Most of the oil production in China comes from old giant
onshore fields, which are now struggling to maintain output.
Consequently onshore production is at plateau despite the opening up of
new areas on the west of the country.
Conversely offshore oil production is growing as western companies and
local Chinese organisations develop the series of basins that lie on the
Chinese continental shelf, especially in the Bohai Gulf.
Gas production is growing both onshore and offshore. Due to its large
reserves of coal China has only recently begun full exploitation of its
gas reserves with new pipelines and exploration of gas-prone basins in
the western interior and offshore.
exceptional economic growth of China since 2002 has led to dramatically
increasing oil consumption. China is now second only to the USA in oil
use but still lags very far behind in per capita consumption.
Rapid growth will continue over the next few years as new automobiles
will likely hugely increase the country’s oil imports despite a slow
down in 2009. Finally near 2020 higher prices will begin to constrain
demand as cash-rich economies of the world struggle to get hold of
Gas consumption is comparatively modest but will also grow very rapidly

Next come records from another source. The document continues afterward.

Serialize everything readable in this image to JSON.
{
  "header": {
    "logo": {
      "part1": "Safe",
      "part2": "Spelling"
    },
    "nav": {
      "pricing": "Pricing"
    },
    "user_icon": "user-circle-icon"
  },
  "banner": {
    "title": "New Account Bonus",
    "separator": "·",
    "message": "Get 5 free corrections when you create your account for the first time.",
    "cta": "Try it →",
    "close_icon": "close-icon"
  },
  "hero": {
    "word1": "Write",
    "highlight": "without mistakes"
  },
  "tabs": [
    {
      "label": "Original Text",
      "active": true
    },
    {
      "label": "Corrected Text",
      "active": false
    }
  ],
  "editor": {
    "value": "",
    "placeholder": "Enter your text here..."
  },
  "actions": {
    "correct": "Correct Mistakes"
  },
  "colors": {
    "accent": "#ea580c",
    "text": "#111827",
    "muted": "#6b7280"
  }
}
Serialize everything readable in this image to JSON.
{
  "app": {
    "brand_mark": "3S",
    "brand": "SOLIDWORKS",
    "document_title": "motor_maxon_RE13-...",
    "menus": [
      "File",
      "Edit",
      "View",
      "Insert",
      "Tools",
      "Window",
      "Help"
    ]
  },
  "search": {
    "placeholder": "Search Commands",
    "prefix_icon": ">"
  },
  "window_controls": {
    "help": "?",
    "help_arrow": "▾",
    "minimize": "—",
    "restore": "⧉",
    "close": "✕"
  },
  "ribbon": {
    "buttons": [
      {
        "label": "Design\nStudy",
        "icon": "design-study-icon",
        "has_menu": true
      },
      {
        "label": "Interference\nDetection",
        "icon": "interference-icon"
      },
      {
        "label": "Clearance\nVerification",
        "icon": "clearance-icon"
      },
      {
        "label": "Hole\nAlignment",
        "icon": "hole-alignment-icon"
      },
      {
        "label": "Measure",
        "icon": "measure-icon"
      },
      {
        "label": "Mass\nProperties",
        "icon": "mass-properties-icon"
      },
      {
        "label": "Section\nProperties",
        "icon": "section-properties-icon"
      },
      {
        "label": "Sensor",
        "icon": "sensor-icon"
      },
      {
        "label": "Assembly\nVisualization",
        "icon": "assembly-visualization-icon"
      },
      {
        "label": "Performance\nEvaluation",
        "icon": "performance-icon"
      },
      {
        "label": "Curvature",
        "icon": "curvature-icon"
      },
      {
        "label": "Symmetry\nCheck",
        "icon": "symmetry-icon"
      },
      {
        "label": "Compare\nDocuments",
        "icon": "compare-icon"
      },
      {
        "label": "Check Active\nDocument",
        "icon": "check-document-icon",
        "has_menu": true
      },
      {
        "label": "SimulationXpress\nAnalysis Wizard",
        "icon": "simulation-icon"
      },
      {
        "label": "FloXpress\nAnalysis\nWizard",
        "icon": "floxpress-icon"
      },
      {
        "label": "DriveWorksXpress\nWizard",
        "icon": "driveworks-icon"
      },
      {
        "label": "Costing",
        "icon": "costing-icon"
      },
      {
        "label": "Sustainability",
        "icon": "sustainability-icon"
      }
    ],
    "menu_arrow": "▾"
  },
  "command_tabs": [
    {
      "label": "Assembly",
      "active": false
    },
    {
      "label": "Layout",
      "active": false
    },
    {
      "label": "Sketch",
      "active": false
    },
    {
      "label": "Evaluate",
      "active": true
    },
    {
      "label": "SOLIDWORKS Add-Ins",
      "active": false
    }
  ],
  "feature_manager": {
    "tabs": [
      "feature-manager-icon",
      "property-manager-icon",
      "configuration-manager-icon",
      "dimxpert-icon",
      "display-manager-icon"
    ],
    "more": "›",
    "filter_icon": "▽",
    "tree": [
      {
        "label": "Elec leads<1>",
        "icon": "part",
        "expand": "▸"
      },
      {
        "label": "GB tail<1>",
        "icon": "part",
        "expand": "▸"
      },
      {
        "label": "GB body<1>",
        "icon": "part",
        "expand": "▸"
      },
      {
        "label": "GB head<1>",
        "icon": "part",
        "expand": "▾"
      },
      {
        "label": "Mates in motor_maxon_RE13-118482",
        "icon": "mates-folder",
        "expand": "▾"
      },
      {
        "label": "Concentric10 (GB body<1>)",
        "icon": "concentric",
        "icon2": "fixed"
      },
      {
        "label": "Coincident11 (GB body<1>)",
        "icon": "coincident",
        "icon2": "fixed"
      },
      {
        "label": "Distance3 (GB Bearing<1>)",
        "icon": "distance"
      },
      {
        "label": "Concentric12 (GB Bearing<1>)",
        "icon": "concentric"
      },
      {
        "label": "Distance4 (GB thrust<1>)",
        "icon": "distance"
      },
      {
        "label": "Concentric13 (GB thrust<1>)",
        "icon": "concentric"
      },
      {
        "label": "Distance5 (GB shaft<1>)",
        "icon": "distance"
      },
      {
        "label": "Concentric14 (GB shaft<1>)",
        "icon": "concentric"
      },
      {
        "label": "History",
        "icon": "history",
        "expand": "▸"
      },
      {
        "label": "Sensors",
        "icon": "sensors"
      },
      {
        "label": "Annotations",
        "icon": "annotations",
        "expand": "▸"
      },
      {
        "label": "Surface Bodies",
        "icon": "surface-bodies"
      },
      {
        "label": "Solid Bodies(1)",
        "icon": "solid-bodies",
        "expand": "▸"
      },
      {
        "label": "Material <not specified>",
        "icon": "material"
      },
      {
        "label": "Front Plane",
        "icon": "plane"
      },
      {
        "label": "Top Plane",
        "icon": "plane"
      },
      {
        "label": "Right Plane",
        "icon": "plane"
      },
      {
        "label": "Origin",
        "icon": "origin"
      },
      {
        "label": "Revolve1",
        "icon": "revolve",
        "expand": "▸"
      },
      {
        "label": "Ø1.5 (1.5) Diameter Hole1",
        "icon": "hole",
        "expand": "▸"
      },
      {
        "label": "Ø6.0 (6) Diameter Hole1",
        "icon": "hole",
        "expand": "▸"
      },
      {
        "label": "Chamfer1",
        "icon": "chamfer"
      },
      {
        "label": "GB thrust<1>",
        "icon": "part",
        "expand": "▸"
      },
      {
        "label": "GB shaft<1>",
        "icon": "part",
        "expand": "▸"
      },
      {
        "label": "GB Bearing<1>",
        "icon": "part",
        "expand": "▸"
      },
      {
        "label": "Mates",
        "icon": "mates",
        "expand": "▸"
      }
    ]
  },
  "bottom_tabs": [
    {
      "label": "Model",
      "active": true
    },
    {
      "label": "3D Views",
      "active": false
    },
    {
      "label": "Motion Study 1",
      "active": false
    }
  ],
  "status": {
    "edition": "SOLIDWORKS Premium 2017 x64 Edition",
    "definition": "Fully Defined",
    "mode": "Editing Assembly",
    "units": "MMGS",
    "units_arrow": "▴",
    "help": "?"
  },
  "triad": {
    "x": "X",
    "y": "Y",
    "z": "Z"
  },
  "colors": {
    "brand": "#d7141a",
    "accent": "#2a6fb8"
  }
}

as new supplies are obtained within the country and as imports begin
from the FSU by pipeline, and as LNG from elsewhere in Asia.